Dead Weekend

A character in Kenneth Roberts’ historical novel Arundel remarked of the Dead River, “(It’s) no more dead than a bobcat after a rabbit.” Joining the Kennebec River in West Forks after sixteen miles of almost continuous Class I through IV whitewater, the Dead is in actuality the west branch of the Kennebec and one of the most popular whitewater runs in the northeastern United States.

Beginning in small lakes and ponds in western Maine, the North and South Branches of the Dead converge at Flagstaff Lake in Stratton. What currently constitutes the lake was once a calm section of the Dead River that meandered circuitously for twenty miles, hence the name Dead. In 1950, Long Falls Dam was built forming the eastern end of the lake creating a reservoir regulating flow primarily for hydropower purposes on the Kennebec. An added benefit, scheduled dam releases provide whitewater throughout the dry summer months and it has become a mecca for enthusiastic paddlers in search of excitement.

My first trip on the Dead was in June 1986. Considering ourselves competent canoeists prepared for the challenges of the notorious river, a coworker and I decided to test our skills in a tandem canoe. Our experience was an epiphany. We found a campground on the Dead in West Forks. Owned by Ed and Marie Webb, they also provided a shuttle service on the rough logging roads to the preferred put-in where Spencer Stream enters the Dead sixteen miles upriver.

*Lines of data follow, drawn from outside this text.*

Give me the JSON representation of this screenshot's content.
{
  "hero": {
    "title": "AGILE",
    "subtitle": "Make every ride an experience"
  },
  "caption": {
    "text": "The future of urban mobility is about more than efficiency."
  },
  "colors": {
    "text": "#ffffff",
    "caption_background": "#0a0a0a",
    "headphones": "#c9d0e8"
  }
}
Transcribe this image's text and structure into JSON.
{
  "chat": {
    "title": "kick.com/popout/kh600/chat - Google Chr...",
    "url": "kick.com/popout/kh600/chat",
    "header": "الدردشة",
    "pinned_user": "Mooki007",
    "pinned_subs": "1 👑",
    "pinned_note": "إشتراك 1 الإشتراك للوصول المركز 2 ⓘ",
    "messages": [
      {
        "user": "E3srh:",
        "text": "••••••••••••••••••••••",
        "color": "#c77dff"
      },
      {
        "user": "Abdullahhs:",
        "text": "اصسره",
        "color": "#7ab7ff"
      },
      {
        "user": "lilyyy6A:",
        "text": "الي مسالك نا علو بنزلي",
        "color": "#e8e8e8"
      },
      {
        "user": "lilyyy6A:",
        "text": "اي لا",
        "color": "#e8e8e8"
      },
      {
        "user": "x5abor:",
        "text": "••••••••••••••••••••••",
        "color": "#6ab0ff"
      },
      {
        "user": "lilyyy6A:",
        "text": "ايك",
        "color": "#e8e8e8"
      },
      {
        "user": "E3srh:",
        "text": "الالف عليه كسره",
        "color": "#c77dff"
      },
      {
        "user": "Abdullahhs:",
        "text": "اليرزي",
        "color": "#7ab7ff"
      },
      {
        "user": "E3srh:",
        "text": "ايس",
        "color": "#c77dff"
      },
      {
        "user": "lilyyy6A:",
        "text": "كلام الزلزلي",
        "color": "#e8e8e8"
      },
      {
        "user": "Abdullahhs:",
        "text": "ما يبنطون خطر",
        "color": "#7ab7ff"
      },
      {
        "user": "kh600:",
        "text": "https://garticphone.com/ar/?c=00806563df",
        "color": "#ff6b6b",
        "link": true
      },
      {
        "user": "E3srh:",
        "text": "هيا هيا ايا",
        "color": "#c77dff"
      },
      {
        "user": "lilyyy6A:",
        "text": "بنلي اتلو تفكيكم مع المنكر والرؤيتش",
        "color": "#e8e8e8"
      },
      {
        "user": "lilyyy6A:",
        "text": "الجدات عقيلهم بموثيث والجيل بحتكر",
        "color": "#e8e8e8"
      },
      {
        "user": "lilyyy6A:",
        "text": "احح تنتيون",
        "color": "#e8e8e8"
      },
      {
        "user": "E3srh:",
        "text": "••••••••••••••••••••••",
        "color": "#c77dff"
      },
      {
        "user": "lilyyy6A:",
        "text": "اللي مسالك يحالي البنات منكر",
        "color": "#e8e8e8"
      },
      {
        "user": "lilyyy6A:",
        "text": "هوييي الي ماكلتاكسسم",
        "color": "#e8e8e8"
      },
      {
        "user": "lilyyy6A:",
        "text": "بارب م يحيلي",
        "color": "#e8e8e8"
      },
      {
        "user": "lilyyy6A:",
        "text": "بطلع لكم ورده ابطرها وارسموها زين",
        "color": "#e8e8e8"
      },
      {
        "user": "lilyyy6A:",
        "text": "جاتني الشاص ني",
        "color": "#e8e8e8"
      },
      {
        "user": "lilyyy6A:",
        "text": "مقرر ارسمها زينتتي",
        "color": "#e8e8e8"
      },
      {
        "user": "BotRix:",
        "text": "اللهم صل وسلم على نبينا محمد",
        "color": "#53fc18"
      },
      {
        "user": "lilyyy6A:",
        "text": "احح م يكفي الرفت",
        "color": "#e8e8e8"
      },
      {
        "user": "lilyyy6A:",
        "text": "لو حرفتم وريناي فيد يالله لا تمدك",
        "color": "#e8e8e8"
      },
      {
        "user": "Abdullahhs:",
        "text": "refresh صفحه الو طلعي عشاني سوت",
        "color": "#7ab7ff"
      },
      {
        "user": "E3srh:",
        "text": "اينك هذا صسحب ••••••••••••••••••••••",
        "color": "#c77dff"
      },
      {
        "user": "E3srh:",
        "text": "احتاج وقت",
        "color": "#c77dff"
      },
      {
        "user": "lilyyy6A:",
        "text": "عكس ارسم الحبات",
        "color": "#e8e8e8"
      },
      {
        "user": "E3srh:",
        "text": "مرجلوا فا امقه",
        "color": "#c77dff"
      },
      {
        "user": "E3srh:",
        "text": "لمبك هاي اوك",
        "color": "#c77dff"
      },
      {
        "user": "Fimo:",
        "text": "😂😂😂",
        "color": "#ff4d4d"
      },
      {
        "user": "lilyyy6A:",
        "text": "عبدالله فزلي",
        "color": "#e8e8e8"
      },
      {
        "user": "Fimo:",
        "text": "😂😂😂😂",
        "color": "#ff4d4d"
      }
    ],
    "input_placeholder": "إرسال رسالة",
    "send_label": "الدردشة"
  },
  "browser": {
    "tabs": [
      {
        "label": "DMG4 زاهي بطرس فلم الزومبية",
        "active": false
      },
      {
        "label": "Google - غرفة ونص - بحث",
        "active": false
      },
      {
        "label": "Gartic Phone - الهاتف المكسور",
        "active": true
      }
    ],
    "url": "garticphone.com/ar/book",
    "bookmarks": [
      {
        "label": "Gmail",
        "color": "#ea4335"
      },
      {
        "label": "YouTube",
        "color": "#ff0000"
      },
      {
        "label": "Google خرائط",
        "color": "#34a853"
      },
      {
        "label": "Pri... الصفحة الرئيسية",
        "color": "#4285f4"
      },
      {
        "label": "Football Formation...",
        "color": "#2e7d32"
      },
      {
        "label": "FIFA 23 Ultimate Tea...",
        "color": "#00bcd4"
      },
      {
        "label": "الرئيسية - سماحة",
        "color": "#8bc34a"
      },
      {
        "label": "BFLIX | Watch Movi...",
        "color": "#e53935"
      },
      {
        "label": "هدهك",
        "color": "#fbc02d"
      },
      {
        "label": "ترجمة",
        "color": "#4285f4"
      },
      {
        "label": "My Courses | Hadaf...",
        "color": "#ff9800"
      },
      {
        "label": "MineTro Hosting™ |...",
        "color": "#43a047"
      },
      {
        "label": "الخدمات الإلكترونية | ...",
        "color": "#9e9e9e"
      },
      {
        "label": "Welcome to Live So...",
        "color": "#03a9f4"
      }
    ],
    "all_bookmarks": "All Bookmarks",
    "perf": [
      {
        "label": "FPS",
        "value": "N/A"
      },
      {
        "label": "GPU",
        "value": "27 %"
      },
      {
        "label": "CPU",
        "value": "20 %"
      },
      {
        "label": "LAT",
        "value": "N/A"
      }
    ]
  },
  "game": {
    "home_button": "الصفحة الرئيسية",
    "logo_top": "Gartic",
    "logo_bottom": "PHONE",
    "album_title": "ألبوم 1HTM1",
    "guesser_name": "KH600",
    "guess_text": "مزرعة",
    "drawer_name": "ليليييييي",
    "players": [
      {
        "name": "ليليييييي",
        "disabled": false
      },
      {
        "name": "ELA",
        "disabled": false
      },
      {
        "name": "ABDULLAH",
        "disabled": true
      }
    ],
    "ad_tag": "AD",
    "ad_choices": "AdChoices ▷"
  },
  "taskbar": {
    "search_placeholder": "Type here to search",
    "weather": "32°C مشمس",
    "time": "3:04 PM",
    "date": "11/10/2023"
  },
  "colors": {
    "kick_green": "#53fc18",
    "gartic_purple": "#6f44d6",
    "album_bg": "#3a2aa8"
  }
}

The shuttle was an adventure unto itself. Marie ran the campground, organized the shuttle and collected fees. Ed was driver extraordinaire and the quintessential Jack of all trades who loaded boats onto a trailer and packed paddlers into an open truck bed. There were two coveted seats in the cab with Ed. Everyone else was left out in the elements.

The very personable Marie set up a little table next to the shuttle truck and collected fees. Back then there was what seemed to be a dizzying array of costs. Before loading our boat, Marie required payment for camping, the shuttle and a special road use charge that the Webb’s collected for the paper company.

My companion and I were in over our heads on the Dead. Even though the release was a low one, we struggled mightily from the outset. Every rapid seemed a bewildering assortment of waves surging around and between huge boulders with no obvious route. At about the halfway point, we flipped resulting in a short swim. Laboring to stay afloat, the last and most difficult rapid, Poplar Falls, weighed heavily on our minds. Entering the intimidating descent, we were quickly out of control plowing over a couple of ledge drops filling up in the hydraulics below. Overflowing with water, we capsized. Desperately holding onto our boat and paddles, we somehow managed to drag the canoe ashore after swimming much of the falls.

In the thirty two years since my first descent, I’ve navigated the Dead an estimated two hundred times achieving what I call “Deadhead” status. The Dead has been a family affair as both of my sons, my wife and many other family members have joined me on the river. I’ve met several good friends there and our escapades could easily fill a book.

Recently, the Penobscot Paddle and Chowder Society scheduled a weekend of paddling on the Dead. Sadly, my longtime friends Ed and Marie have passed. However, their son Andy and his wife Kim still operate the campground and run the shuttle. Now, we relax in luxury riding in an enclosed van.

On the first day, Gary & Suzanne Cole were trip leaders for a beefy 3500 cfs release, generally considered a Class III/ IV level. Kayaks were the primary choice of transportation for the high water. After bouncing through choppy rollers at the bottom of Spencer Rips, we lingered for some entertaining wave surfing on a short pitch called Quattro. Below, our group negotiated protracted Minefield Rapid and stopped for lunch immediately above complex Hayden’s Falls.

Surviving Hayden’s, we relaxed in a relatively placid stretch called the Doldrums. This was the calm before the storm as the difficulty level increased appreciably. After passing Enchanted Stream, we navigated around a gnarly hole at Elephant Rock, surfed some waves at Horsefly Rapid and entered Mile Long, the longest rapid on the river that ends with a baffling assortment of large exploding waves many concealing boat flipping holes. We finished the day with a calamity free high volume run on Poplar Falls.

The following day, Chowderheads returned for a 2400 cfs release led by Rick Farnsworth. The lower level attracted more canoes resulting in some minor mishaps particularly at Poplar Falls. It was a typical Dead weekend.

Ron Chase

About Ron Chase

At age 70, Ron Chase is old. But, he’s not under the grass…yet. Retired from a career with the Internal Revenue Service, he has embarked on a new life as a freelance writer and tax consultant. Don’t be misled; in reality, he works a little and plays a lot. When not busy kayaking, canoeing, biking, mountain climbing and skiing, he sometimes finds time to write and assist his tax clients. A lifelong Mainer now living in Topsham, he is the recent author of The Great Mars Hill Bank Robbery, a biography of Vietnam War hero and bank robber Bernard Patterson.